That kind of moralizing would gladden the hearts of 19th-century prohibitionists. However, it has no place in modern, evidence-based dietary guidelines. Alcohol use disorders among men have declined 10 percent since the Dietary Guidelines were published in 2015. In addition, they’ve dropped over 26 percent in the past decade, according to the National Survey on Drug Use and Health.

It’s telling that the advisory panel describes its proposal as “aspirational” — which is to say, not science-based. Nor is it realistic. Who but a prohibitionist would consider having more than one drink per day to be alcohol abuse?

This change isn’t merely academic. It would have significant real-world consequences. Healthcare practitioners refer to the federal dietary guidlines when screening their patients’ alcohol consumption.

We can’t seriously expect physicians to have meaningful discussions about alcohol abuse if the threshold for concern is having two beers on game night. Or more than one glass of wine at a dinner party.

Of course, alcohol abuse is a serious problem for some people. And impaired driving remains a serious issue.

Most Drink in Moderation

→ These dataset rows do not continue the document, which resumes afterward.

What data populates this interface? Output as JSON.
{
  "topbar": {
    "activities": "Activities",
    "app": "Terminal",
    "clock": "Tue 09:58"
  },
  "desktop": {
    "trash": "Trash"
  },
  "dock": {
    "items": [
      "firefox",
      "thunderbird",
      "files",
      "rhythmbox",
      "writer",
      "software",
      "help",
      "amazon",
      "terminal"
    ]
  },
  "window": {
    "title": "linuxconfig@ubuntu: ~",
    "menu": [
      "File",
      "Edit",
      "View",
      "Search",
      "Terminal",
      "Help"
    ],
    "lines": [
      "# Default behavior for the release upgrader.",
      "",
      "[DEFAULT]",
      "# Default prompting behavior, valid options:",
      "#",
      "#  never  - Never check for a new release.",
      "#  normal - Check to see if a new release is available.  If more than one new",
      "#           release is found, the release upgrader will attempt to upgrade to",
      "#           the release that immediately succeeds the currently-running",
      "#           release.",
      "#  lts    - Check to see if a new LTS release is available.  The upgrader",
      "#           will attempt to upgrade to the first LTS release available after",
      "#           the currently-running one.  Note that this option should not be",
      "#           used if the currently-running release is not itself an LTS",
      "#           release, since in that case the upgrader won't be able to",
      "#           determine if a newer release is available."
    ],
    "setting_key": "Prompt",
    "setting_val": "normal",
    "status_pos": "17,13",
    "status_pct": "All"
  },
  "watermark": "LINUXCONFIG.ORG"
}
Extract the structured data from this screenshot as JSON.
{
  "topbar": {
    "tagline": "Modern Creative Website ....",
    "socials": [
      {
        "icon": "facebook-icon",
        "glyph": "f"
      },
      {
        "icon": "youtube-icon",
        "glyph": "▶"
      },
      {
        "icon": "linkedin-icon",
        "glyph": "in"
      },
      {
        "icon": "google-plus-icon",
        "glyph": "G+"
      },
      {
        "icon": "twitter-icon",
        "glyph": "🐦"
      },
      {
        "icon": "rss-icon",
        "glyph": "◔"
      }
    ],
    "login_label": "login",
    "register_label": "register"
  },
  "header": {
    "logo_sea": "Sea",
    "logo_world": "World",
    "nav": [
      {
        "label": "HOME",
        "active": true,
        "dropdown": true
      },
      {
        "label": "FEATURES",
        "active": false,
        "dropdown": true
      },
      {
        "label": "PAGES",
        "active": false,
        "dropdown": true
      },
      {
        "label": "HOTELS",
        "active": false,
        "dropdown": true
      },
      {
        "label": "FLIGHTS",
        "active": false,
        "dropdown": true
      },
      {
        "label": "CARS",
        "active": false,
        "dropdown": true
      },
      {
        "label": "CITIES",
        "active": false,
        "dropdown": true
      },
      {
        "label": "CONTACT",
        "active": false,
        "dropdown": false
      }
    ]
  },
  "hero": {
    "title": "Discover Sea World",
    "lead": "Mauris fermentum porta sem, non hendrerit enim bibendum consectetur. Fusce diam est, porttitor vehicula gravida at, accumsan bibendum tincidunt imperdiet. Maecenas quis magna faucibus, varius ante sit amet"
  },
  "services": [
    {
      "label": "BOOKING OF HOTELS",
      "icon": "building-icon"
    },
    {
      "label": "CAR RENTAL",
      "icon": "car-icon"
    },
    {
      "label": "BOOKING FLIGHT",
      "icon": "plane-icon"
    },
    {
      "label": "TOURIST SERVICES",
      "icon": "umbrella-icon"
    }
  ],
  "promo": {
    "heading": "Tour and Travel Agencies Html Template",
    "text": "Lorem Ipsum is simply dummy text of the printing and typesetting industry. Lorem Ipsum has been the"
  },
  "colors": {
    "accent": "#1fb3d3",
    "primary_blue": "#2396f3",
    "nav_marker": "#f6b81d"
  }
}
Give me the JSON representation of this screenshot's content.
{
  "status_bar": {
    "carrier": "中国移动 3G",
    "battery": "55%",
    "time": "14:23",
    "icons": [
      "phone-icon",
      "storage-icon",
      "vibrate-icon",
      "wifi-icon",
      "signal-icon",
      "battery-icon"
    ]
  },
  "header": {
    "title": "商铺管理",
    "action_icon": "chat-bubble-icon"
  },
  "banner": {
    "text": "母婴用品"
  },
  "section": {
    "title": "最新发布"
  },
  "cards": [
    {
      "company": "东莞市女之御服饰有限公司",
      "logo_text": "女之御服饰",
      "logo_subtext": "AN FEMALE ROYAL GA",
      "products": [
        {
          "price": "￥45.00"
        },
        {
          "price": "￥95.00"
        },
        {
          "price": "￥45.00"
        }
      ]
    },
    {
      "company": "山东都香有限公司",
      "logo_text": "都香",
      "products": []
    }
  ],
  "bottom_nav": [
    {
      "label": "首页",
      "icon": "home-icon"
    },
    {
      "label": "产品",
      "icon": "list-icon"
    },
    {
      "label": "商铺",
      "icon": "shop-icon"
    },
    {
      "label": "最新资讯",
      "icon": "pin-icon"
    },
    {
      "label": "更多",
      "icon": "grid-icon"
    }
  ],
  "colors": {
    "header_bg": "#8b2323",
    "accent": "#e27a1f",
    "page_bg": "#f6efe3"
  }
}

However, the vast majority of adults who drink, enjoy alcohol in moderation. Providing evidence-based guidance to inform their drinking is critical.

The proposal to redefine “moderate” drinking for men is not supported by the latest research and scientific evidence. Government guidance on alcohol consumption that lacks credibility will be widely ridiculed and disregarded. Thus it would undercut the effectiveness of the U.S. Dietary Guidelines.

Scientific Evidence Prevailed

Fortunately, these temperance-oriented recommendations were not accepted into the dietary guidlines. At least not this time.

Important is the fact that most news reports fail to mention the non-scientific weaknesses in the proposal. To the contrary, they imply that officials ignored the “experts.” The New York Times even suggested that it was an anti-science political decision. In fact, officials adhered to their duty. In short, the medical evience did not support the proposed change. Therefore, they properly rejected the proposal.

David J. Hanson, Ph.D.

Resources

dietary guidlinesStandard Drinks

A standard drink is a

  • 12 ounce can or bottle of beer,
  • five ounce glass of dinner way, or
  • one-and one-half ounce drink distilled spirits.

Many other countries define moderation at much higher levels of consumption. This reflects the long temperance history of the U.S. Even today, almost one in five U.S. adults favors making all alcohol drinking illegal. That is, for everyone of any age. For any purpose. Or at any time.

Web Pages

Drinking Guidelines.  

Alcohol in the Diet.

Drinkers Live Longer: Why?

How Much Alcohol Should I Drink for Health and Long Life? 

Alcohol and Health.  

 

Edited from Fortune. Note that this site makes no suggestions about drinking alcohol. Instead, consult with a doctor.